Energy comparison is comparing the differences between numerous energy tariffs offered by energy suppliers. Generally, the end goal is to discover how much money you can save by switching from one energy plan to another or from one energy supplier to another. But you could also switch energy suppliers because of poor customer service from your current energy supplier. If you are considering switching energy suppliers, it is ideal to know the common terms used by energy comparison sites before you take that leap.
Energy (gas or electricity) distributors own the gas pipes and power lines that supply energy to houses and businesses. An energy distributor distributes gas or electricity to your household or business. Because energy distributors are different from energy retailers, switching energy retailers after energy comparison does not interrupt the flow of gas and electricity in properties. You can contact your distributor for a variety of reasons: if your power supply stops because of broken gas pipes or destroyed power lines; if you want to ask questions about gas pipes and power lines connected to your property; and similar inquiries. Your gas and/or electricity distributor’s number is on your bill – it is usually under the “Faults and Emergencies” section.
An energy retailer is a company that sells gas and/or electricity. Some customers purchase gas and electricity from the same retailer. Energy suppliers cannot sell energy until they have authorization from the Australian Energy Regulator. Once authorized, energy retailers can buy wholesale gas from companies that produce gas and purchase electricity from generators, after which they sell to end-users, i.e., customers.
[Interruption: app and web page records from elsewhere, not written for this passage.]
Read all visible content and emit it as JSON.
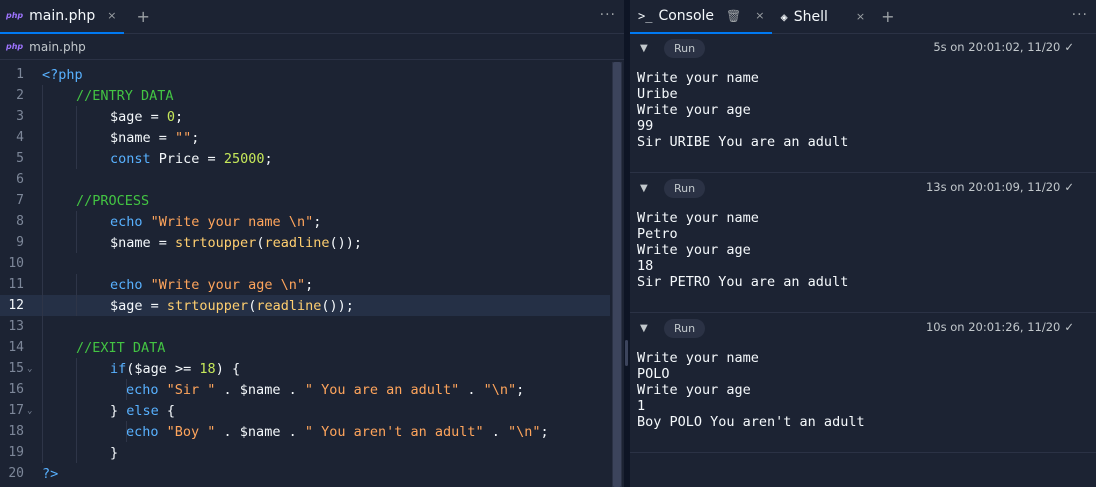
{
  "editor": {
    "tab_badge": "php",
    "tab_title": "main.php",
    "tab_close": "×",
    "tab_add": "+",
    "more": "···",
    "breadcrumb_badge": "php",
    "breadcrumb_file": "main.php",
    "lines": [
      {
        "n": "1",
        "indent": 0,
        "tokens": [
          [
            "kw",
            "<?php"
          ]
        ]
      },
      {
        "n": "2",
        "indent": 1,
        "tokens": [
          [
            "cm",
            "//ENTRY DATA"
          ]
        ]
      },
      {
        "n": "3",
        "indent": 2,
        "tokens": [
          [
            "va",
            "$age = "
          ],
          [
            "nm",
            "0"
          ],
          [
            "va",
            ";"
          ]
        ]
      },
      {
        "n": "4",
        "indent": 2,
        "tokens": [
          [
            "va",
            "$name = "
          ],
          [
            "st",
            "\"\""
          ],
          [
            "va",
            ";"
          ]
        ]
      },
      {
        "n": "5",
        "indent": 2,
        "tokens": [
          [
            "kw",
            "const "
          ],
          [
            "va",
            "Price = "
          ],
          [
            "nm",
            "25000"
          ],
          [
            "va",
            ";"
          ]
        ]
      },
      {
        "n": "6",
        "indent": 1,
        "tokens": []
      },
      {
        "n": "7",
        "indent": 1,
        "tokens": [
          [
            "cm",
            "//PROCESS"
          ]
        ]
      },
      {
        "n": "8",
        "indent": 2,
        "tokens": [
          [
            "kw",
            "echo "
          ],
          [
            "st",
            "\"Write your name \\n\""
          ],
          [
            "va",
            ";"
          ]
        ]
      },
      {
        "n": "9",
        "indent": 2,
        "tokens": [
          [
            "va",
            "$name = "
          ],
          [
            "fn",
            "strtoupper"
          ],
          [
            "va",
            "("
          ],
          [
            "fn",
            "readline"
          ],
          [
            "va",
            "());"
          ]
        ]
      },
      {
        "n": "10",
        "indent": 1,
        "tokens": []
      },
      {
        "n": "11",
        "indent": 2,
        "tokens": [
          [
            "kw",
            "echo "
          ],
          [
            "st",
            "\"Write your age \\n\""
          ],
          [
            "va",
            ";"
          ]
        ]
      },
      {
        "n": "12",
        "indent": 2,
        "active": true,
        "tokens": [
          [
            "va",
            "$age = "
          ],
          [
            "fn",
            "strtoupper"
          ],
          [
            "va",
            "("
          ],
          [
            "fn",
            "readline"
          ],
          [
            "va",
            "());"
          ]
        ]
      },
      {
        "n": "13",
        "indent": 1,
        "tokens": []
      },
      {
        "n": "14",
        "indent": 1,
        "tokens": [
          [
            "cm",
            "//EXIT DATA"
          ]
        ]
      },
      {
        "n": "15",
        "indent": 2,
        "fold": "⌄",
        "tokens": [
          [
            "kw",
            "if"
          ],
          [
            "va",
            "($age >= "
          ],
          [
            "nm",
            "18"
          ],
          [
            "va",
            ") {"
          ]
        ]
      },
      {
        "n": "16",
        "indent": 3,
        "tokens": [
          [
            "kw",
            "echo "
          ],
          [
            "st",
            "\"Sir \""
          ],
          [
            "va",
            " . $name . "
          ],
          [
            "st",
            "\" You are an adult\""
          ],
          [
            "va",
            " . "
          ],
          [
            "st",
            "\"\\n\""
          ],
          [
            "va",
            ";"
          ]
        ]
      },
      {
        "n": "17",
        "indent": 2,
        "fold": "⌄",
        "tokens": [
          [
            "va",
            "} "
          ],
          [
            "kw",
            "else"
          ],
          [
            "va",
            " {"
          ]
        ]
      },
      {
        "n": "18",
        "indent": 3,
        "tokens": [
          [
            "kw",
            "echo "
          ],
          [
            "st",
            "\"Boy \""
          ],
          [
            "va",
            " . $name . "
          ],
          [
            "st",
            "\" You aren't an adult\""
          ],
          [
            "va",
            " . "
          ],
          [
            "st",
            "\"\\n\""
          ],
          [
            "va",
            ";"
          ]
        ]
      },
      {
        "n": "19",
        "indent": 2,
        "tokens": [
          [
            "va",
            "}"
          ]
        ]
      },
      {
        "n": "20",
        "indent": 0,
        "tokens": [
          [
            "kw",
            "?>"
          ]
        ]
      }
    ]
  },
  "console": {
    "tab_console_icon": ">_",
    "tab_console": "Console",
    "tab_console_close": "×",
    "tab_shell_icon": "◈",
    "tab_shell": "Shell",
    "tab_shell_close": "×",
    "tab_add": "+",
    "more": "···",
    "runs": [
      {
        "label": "Run",
        "meta": "5s on 20:01:02, 11/20",
        "output": "Write your name\nUribe\nWrite your age\n99\nSir URIBE You are an adult"
      },
      {
        "label": "Run",
        "meta": "13s on 20:01:09, 11/20",
        "output": "Write your name\nPetro\nWrite your age\n18\nSir PETRO You are an adult"
      },
      {
        "label": "Run",
        "meta": "10s on 20:01:26, 11/20",
        "output": "Write your name\nPOLO\nWrite your age\n1\nBoy POLO You aren't an adult"
      }
    ]
  },
  "colors": {
    "keyword": "#58b1ff",
    "comment": "#43c443",
    "string": "#ffa55c",
    "number": "#c6e85a",
    "function": "#ffcf70",
    "accent": "#0079f2"
  }
}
You can contact your energy retailer for electricity and gas-related services such as tariffs, sales, and bills. You can also contact your retailer to get gas or electricity to your property or information about your electricity meter.
Meters are used to measure and record how much gas or electricity is being used at a property. Chances are, if you live in an apartment or have such similar accommodation, you might not have access to your gas or electricity meter. But natural gas retailers and electricity retailers own and read your gas and electricity meters, respectively, so you can contact them for your meter and meter readings. All electricity meters have a unique meter number and a National Meter Identifier (NMI), which you can use to identify your meter. Meter service providers also use this NMI to identify meters. You can find your NMI on the third page of your electricity bill.
Smart readers, which are also known as interval meters, record electricity usage in 15 or 30-minute intervals. Smart meters cannot be read manually, as only the meter service provider can download the data stored on the smart reader. With smart meters, smart meter readings are sent directly to the meter service providers daily.
Energy tariff is the amount you pay for gas or electricity. Energy tariffs are sometimes defined by energy retailers who can charge consumers less depending on the time of day or the year’s season. For example, demand tariffs measure how intensely a customer uses electricity at a time, and energy retailers charge tariffs based on that. Different energy suppliers apply demand tariffs in different ways so that a customer may be charged different demand rates in different seasons. Some energy plans split energy use into various blocks. For instance, this means that you can pay a high energy tariff for the first part of your usage, then pay a lower energy tariff for the next part.